A stunning sandy beach, almost 2km wide. Backaskaill bay is located on the southern side of Sanday and is accessed from 2 points. The first is from a track off the B9070 main road from Loth, next to the sign for Backaskaill Farmhouse and cottage. The second is from the road just before How farm of the B9068, the road into Kettletoft. Both have picnic benches and small parking areas for approximately four cars.

At low tide, the west end has some stunning rock formations, rock stacks and plenty of rock pools for hours of exploring. The east end leads you past the remains of an old church around Bea Ness, to Kettletoft and the pier. This makes a nice circular walk of around 4km, which takes around 1.5 hours at a very leisurely pace.

What’s here?

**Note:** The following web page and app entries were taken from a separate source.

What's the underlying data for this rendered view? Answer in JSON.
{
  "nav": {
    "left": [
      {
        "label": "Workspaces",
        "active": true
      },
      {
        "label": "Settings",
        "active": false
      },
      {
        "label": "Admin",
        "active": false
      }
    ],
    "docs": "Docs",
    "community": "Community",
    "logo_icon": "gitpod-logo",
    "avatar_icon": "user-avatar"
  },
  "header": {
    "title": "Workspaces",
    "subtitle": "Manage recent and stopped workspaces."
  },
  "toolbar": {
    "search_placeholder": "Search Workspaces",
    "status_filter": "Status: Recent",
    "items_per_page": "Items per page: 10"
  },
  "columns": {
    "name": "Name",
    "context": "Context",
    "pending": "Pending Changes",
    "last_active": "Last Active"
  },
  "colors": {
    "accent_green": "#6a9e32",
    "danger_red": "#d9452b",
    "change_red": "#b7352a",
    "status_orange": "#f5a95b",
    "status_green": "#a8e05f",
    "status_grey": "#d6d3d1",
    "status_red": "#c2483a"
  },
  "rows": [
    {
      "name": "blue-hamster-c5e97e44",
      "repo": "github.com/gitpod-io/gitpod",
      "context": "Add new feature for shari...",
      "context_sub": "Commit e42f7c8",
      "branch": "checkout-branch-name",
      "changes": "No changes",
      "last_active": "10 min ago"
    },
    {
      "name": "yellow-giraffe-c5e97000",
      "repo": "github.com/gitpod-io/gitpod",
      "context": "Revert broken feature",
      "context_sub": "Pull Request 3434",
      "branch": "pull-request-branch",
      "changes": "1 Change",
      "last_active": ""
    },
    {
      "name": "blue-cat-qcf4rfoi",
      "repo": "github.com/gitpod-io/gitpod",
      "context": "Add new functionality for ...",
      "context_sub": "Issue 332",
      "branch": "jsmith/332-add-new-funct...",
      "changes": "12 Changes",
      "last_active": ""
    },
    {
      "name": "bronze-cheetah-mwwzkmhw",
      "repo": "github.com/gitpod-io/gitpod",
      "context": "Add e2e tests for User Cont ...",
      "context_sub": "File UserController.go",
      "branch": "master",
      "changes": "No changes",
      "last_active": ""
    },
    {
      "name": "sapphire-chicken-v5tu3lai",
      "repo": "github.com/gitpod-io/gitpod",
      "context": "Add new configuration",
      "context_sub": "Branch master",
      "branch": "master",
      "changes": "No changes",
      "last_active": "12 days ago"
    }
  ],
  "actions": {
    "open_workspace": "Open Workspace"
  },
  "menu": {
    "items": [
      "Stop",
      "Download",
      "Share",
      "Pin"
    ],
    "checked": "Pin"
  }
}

  • Stunning views
  • Sanday beach
  • Rock formations
  • Rock pools
  • Visible geology
  • Picnic benches
  • Dog friendly beach
  • Remote location